Gather each line containing the string "JSON" from these entries.

[EXTRACTED INFORMATION — start]

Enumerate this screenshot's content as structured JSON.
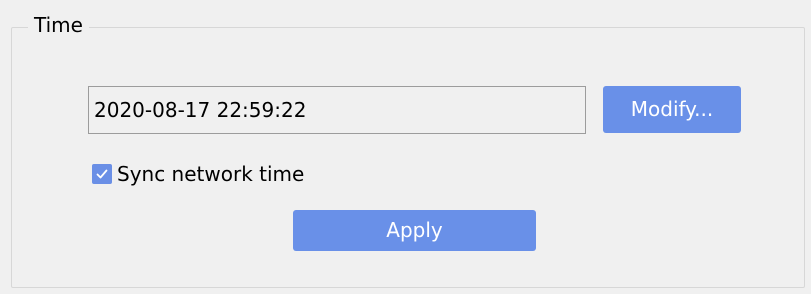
{
  "time_group": {
    "title": "Time",
    "datetime_value": "2020-08-17 22:59:22",
    "modify_label": "Modify...",
    "sync_label": "Sync network time",
    "sync_checked": true,
    "apply_label": "Apply"
  },
  "colors": {
    "button_background": "#6990e8",
    "button_text": "#ffffff",
    "checkbox_fill": "#6a8fe6",
    "panel_background": "#f0f0f0",
    "field_border": "#9c9c9c",
    "group_border": "#d7d7d7"
  },
  "icons": {
    "checkbox_mark": "check-icon"
  }
}
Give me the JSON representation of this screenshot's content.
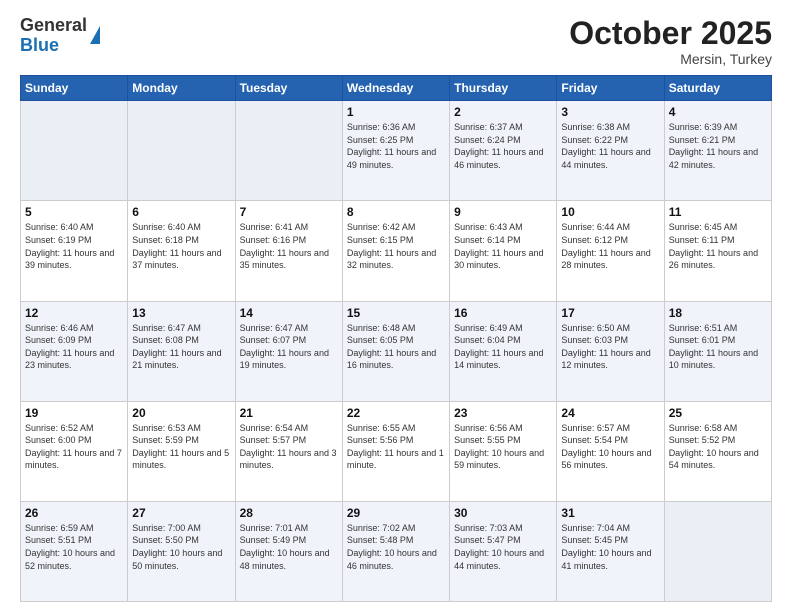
{
  "logo": {
    "general": "General",
    "blue": "Blue"
  },
  "header": {
    "month": "October 2025",
    "location": "Mersin, Turkey"
  },
  "weekdays": [
    "Sunday",
    "Monday",
    "Tuesday",
    "Wednesday",
    "Thursday",
    "Friday",
    "Saturday"
  ],
  "weeks": [
    [
      {
        "day": "",
        "info": ""
      },
      {
        "day": "",
        "info": ""
      },
      {
        "day": "",
        "info": ""
      },
      {
        "day": "1",
        "info": "Sunrise: 6:36 AM\nSunset: 6:25 PM\nDaylight: 11 hours and 49 minutes."
      },
      {
        "day": "2",
        "info": "Sunrise: 6:37 AM\nSunset: 6:24 PM\nDaylight: 11 hours and 46 minutes."
      },
      {
        "day": "3",
        "info": "Sunrise: 6:38 AM\nSunset: 6:22 PM\nDaylight: 11 hours and 44 minutes."
      },
      {
        "day": "4",
        "info": "Sunrise: 6:39 AM\nSunset: 6:21 PM\nDaylight: 11 hours and 42 minutes."
      }
    ],
    [
      {
        "day": "5",
        "info": "Sunrise: 6:40 AM\nSunset: 6:19 PM\nDaylight: 11 hours and 39 minutes."
      },
      {
        "day": "6",
        "info": "Sunrise: 6:40 AM\nSunset: 6:18 PM\nDaylight: 11 hours and 37 minutes."
      },
      {
        "day": "7",
        "info": "Sunrise: 6:41 AM\nSunset: 6:16 PM\nDaylight: 11 hours and 35 minutes."
      },
      {
        "day": "8",
        "info": "Sunrise: 6:42 AM\nSunset: 6:15 PM\nDaylight: 11 hours and 32 minutes."
      },
      {
        "day": "9",
        "info": "Sunrise: 6:43 AM\nSunset: 6:14 PM\nDaylight: 11 hours and 30 minutes."
      },
      {
        "day": "10",
        "info": "Sunrise: 6:44 AM\nSunset: 6:12 PM\nDaylight: 11 hours and 28 minutes."
      },
      {
        "day": "11",
        "info": "Sunrise: 6:45 AM\nSunset: 6:11 PM\nDaylight: 11 hours and 26 minutes."
      }
    ],
    [
      {
        "day": "12",
        "info": "Sunrise: 6:46 AM\nSunset: 6:09 PM\nDaylight: 11 hours and 23 minutes."
      },
      {
        "day": "13",
        "info": "Sunrise: 6:47 AM\nSunset: 6:08 PM\nDaylight: 11 hours and 21 minutes."
      },
      {
        "day": "14",
        "info": "Sunrise: 6:47 AM\nSunset: 6:07 PM\nDaylight: 11 hours and 19 minutes."
      },
      {
        "day": "15",
        "info": "Sunrise: 6:48 AM\nSunset: 6:05 PM\nDaylight: 11 hours and 16 minutes."
      },
      {
        "day": "16",
        "info": "Sunrise: 6:49 AM\nSunset: 6:04 PM\nDaylight: 11 hours and 14 minutes."
      },
      {
        "day": "17",
        "info": "Sunrise: 6:50 AM\nSunset: 6:03 PM\nDaylight: 11 hours and 12 minutes."
      },
      {
        "day": "18",
        "info": "Sunrise: 6:51 AM\nSunset: 6:01 PM\nDaylight: 11 hours and 10 minutes."
      }
    ],
    [
      {
        "day": "19",
        "info": "Sunrise: 6:52 AM\nSunset: 6:00 PM\nDaylight: 11 hours and 7 minutes."
      },
      {
        "day": "20",
        "info": "Sunrise: 6:53 AM\nSunset: 5:59 PM\nDaylight: 11 hours and 5 minutes."
      },
      {
        "day": "21",
        "info": "Sunrise: 6:54 AM\nSunset: 5:57 PM\nDaylight: 11 hours and 3 minutes."
      },
      {
        "day": "22",
        "info": "Sunrise: 6:55 AM\nSunset: 5:56 PM\nDaylight: 11 hours and 1 minute."
      },
      {
        "day": "23",
        "info": "Sunrise: 6:56 AM\nSunset: 5:55 PM\nDaylight: 10 hours and 59 minutes."
      },
      {
        "day": "24",
        "info": "Sunrise: 6:57 AM\nSunset: 5:54 PM\nDaylight: 10 hours and 56 minutes."
      },
      {
        "day": "25",
        "info": "Sunrise: 6:58 AM\nSunset: 5:52 PM\nDaylight: 10 hours and 54 minutes."
      }
    ],
    [
      {
        "day": "26",
        "info": "Sunrise: 6:59 AM\nSunset: 5:51 PM\nDaylight: 10 hours and 52 minutes."
      },
      {
        "day": "27",
        "info": "Sunrise: 7:00 AM\nSunset: 5:50 PM\nDaylight: 10 hours and 50 minutes."
      },
      {
        "day": "28",
        "info": "Sunrise: 7:01 AM\nSunset: 5:49 PM\nDaylight: 10 hours and 48 minutes."
      },
      {
        "day": "29",
        "info": "Sunrise: 7:02 AM\nSunset: 5:48 PM\nDaylight: 10 hours and 46 minutes."
      },
      {
        "day": "30",
        "info": "Sunrise: 7:03 AM\nSunset: 5:47 PM\nDaylight: 10 hours and 44 minutes."
      },
      {
        "day": "31",
        "info": "Sunrise: 7:04 AM\nSunset: 5:45 PM\nDaylight: 10 hours and 41 minutes."
      },
      {
        "day": "",
        "info": ""
      }
    ]
  ]
}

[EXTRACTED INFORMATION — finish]

▶ [EXERCISE ANSWER]
Enumerate this screenshot's content as structured JSON.
Give me the JSON representation of this screenshot's content.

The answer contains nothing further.